# Action item
Repeat what the lines below say, word for word, and skip every image.

Collected data entries:
● ● ● ● ●

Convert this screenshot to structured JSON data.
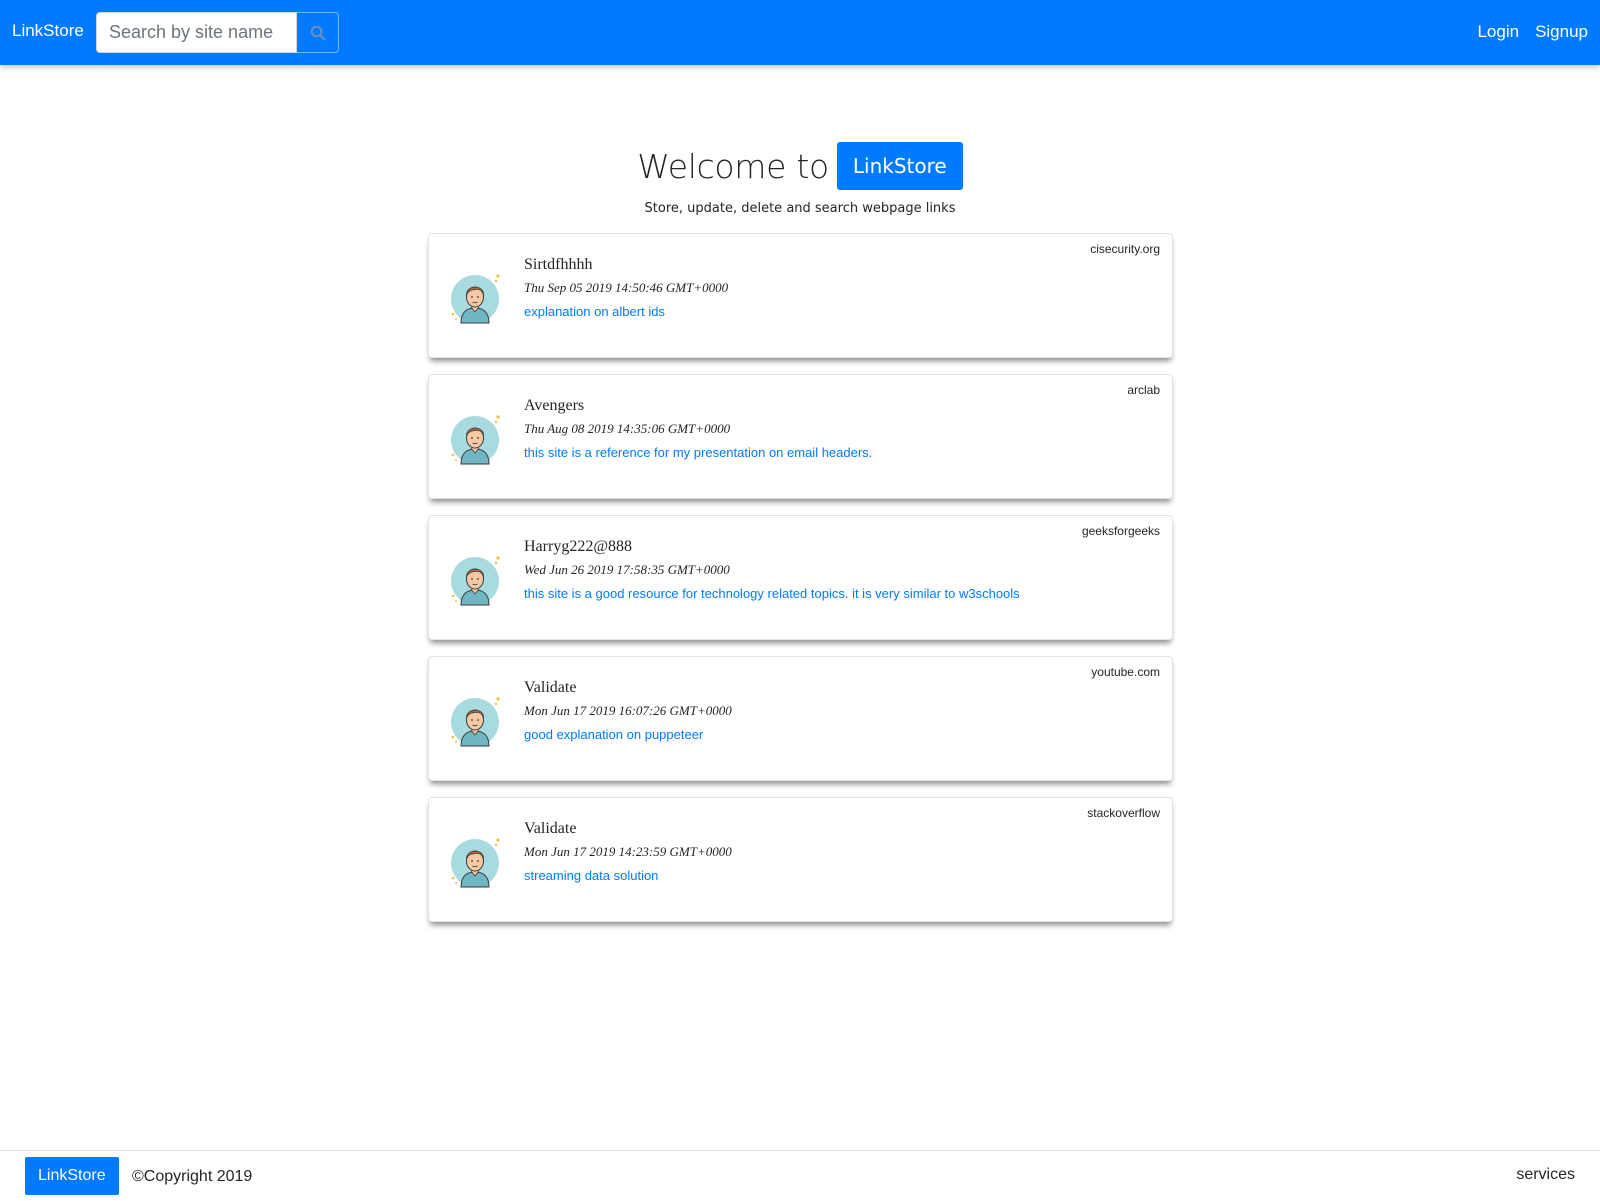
{
  "navbar": {
    "brand": "LinkStore",
    "search_placeholder": "Search by site name",
    "search_icon": "search-icon",
    "login": "Login",
    "signup": "Signup"
  },
  "hero": {
    "title": "Welcome to",
    "badge": "LinkStore",
    "subtitle": "Store, update, delete and search webpage links"
  },
  "cards": [
    {
      "site": "cisecurity.org",
      "title": "Sirtdfhhhh",
      "date": "Thu Sep 05 2019 14:50:46 GMT+0000",
      "description": "explanation on albert ids"
    },
    {
      "site": "arclab",
      "title": "Avengers",
      "date": "Thu Aug 08 2019 14:35:06 GMT+0000",
      "description": "this site is a reference for my presentation on email headers."
    },
    {
      "site": "geeksforgeeks",
      "title": "Harryg222@888",
      "date": "Wed Jun 26 2019 17:58:35 GMT+0000",
      "description": "this site is a good resource for technology related topics. it is very similar to w3schools"
    },
    {
      "site": "youtube.com",
      "title": "Validate",
      "date": "Mon Jun 17 2019 16:07:26 GMT+0000",
      "description": "good explanation on puppeteer"
    },
    {
      "site": "stackoverflow",
      "title": "Validate",
      "date": "Mon Jun 17 2019 14:23:59 GMT+0000",
      "description": "streaming data solution"
    }
  ],
  "footer": {
    "brand": "LinkStore",
    "copyright": "©Copyright 2019",
    "services": "services"
  },
  "colors": {
    "primary": "#007bff",
    "avatar_bg": "#a8dbe0",
    "link": "#007bff"
  }
}
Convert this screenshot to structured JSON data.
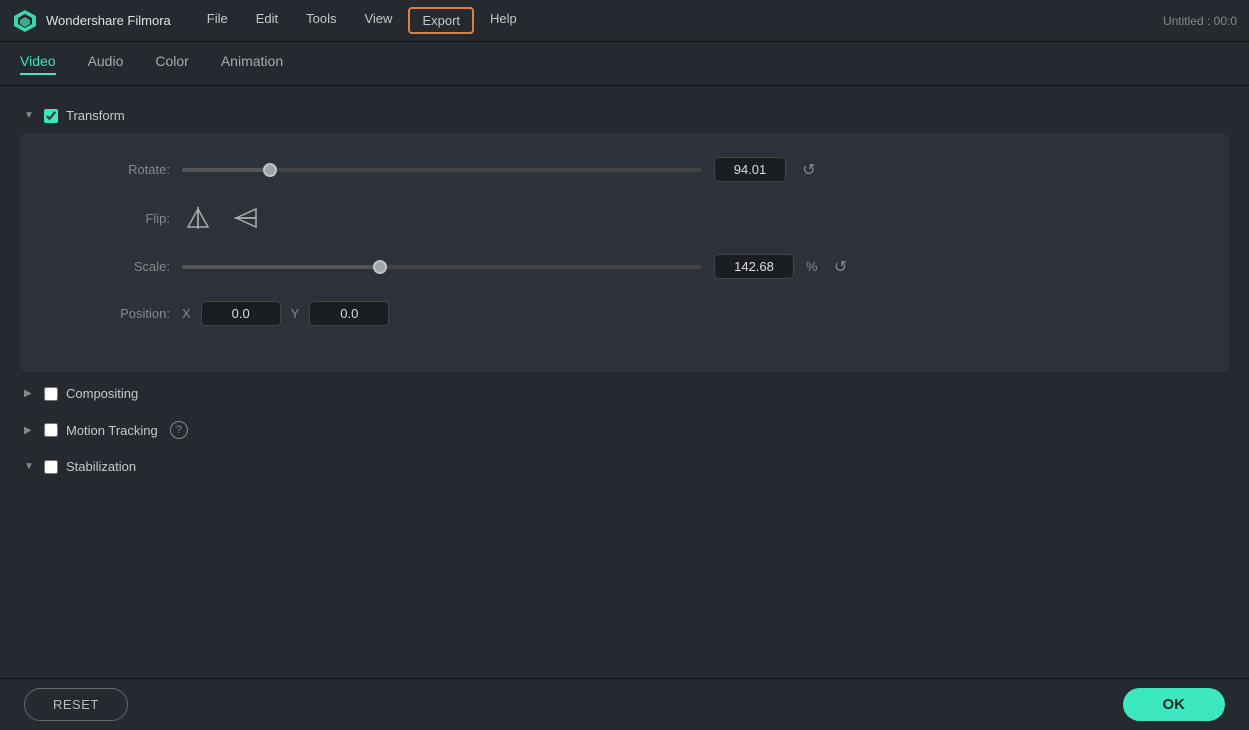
{
  "app": {
    "logo_text": "Wondershare Filmora",
    "window_title": "Untitled : 00:0"
  },
  "menu": {
    "items": [
      "File",
      "Edit",
      "Tools",
      "View",
      "Export",
      "Help"
    ],
    "export_label": "Export"
  },
  "tabs": [
    {
      "label": "Video",
      "active": true
    },
    {
      "label": "Audio",
      "active": false
    },
    {
      "label": "Color",
      "active": false
    },
    {
      "label": "Animation",
      "active": false
    }
  ],
  "transform": {
    "section_title": "Transform",
    "rotate_label": "Rotate:",
    "rotate_value": "94.01",
    "rotate_thumb_pct": 17,
    "flip_label": "Flip:",
    "scale_label": "Scale:",
    "scale_value": "142.68",
    "scale_unit": "%",
    "scale_thumb_pct": 38,
    "position_label": "Position:",
    "position_x_label": "X",
    "position_x_value": "0.0",
    "position_y_label": "Y",
    "position_y_value": "0.0"
  },
  "compositing": {
    "section_title": "Compositing"
  },
  "motion_tracking": {
    "section_title": "Motion Tracking"
  },
  "stabilization": {
    "section_title": "Stabilization"
  },
  "buttons": {
    "reset_label": "RESET",
    "ok_label": "OK"
  },
  "icons": {
    "flip_horizontal": "⬦",
    "flip_vertical": "⬦",
    "reset": "↺"
  }
}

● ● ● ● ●

# Completed exercise
Convert this screenshot to structured JSON data.
{
  "navbar": {
    "brand": "LinkStore",
    "search_placeholder": "Search by site name",
    "search_icon": "search-icon",
    "login": "Login",
    "signup": "Signup"
  },
  "hero": {
    "title": "Welcome to",
    "badge": "LinkStore",
    "subtitle": "Store, update, delete and search webpage links"
  },
  "cards": [
    {
      "site": "cisecurity.org",
      "title": "Sirtdfhhhh",
      "date": "Thu Sep 05 2019 14:50:46 GMT+0000",
      "description": "explanation on albert ids"
    },
    {
      "site": "arclab",
      "title": "Avengers",
      "date": "Thu Aug 08 2019 14:35:06 GMT+0000",
      "description": "this site is a reference for my presentation on email headers."
    },
    {
      "site": "geeksforgeeks",
      "title": "Harryg222@888",
      "date": "Wed Jun 26 2019 17:58:35 GMT+0000",
      "description": "this site is a good resource for technology related topics. it is very similar to w3schools"
    },
    {
      "site": "youtube.com",
      "title": "Validate",
      "date": "Mon Jun 17 2019 16:07:26 GMT+0000",
      "description": "good explanation on puppeteer"
    },
    {
      "site": "stackoverflow",
      "title": "Validate",
      "date": "Mon Jun 17 2019 14:23:59 GMT+0000",
      "description": "streaming data solution"
    }
  ],
  "footer": {
    "brand": "LinkStore",
    "copyright": "©Copyright 2019",
    "services": "services"
  },
  "colors": {
    "primary": "#007bff",
    "avatar_bg": "#a8dbe0",
    "link": "#007bff"
  }
}
Convert this screenshot to structured JSON data.
{
  "app": {
    "logo_text": "Wondershare Filmora",
    "window_title": "Untitled : 00:0"
  },
  "menu": {
    "items": [
      "File",
      "Edit",
      "Tools",
      "View",
      "Export",
      "Help"
    ],
    "export_label": "Export"
  },
  "tabs": [
    {
      "label": "Video",
      "active": true
    },
    {
      "label": "Audio",
      "active": false
    },
    {
      "label": "Color",
      "active": false
    },
    {
      "label": "Animation",
      "active": false
    }
  ],
  "transform": {
    "section_title": "Transform",
    "rotate_label": "Rotate:",
    "rotate_value": "94.01",
    "rotate_thumb_pct": 17,
    "flip_label": "Flip:",
    "scale_label": "Scale:",
    "scale_value": "142.68",
    "scale_unit": "%",
    "scale_thumb_pct": 38,
    "position_label": "Position:",
    "position_x_label": "X",
    "position_x_value": "0.0",
    "position_y_label": "Y",
    "position_y_value": "0.0"
  },
  "compositing": {
    "section_title": "Compositing"
  },
  "motion_tracking": {
    "section_title": "Motion Tracking"
  },
  "stabilization": {
    "section_title": "Stabilization"
  },
  "buttons": {
    "reset_label": "RESET",
    "ok_label": "OK"
  },
  "icons": {
    "flip_horizontal": "⬦",
    "flip_vertical": "⬦",
    "reset": "↺"
  }
}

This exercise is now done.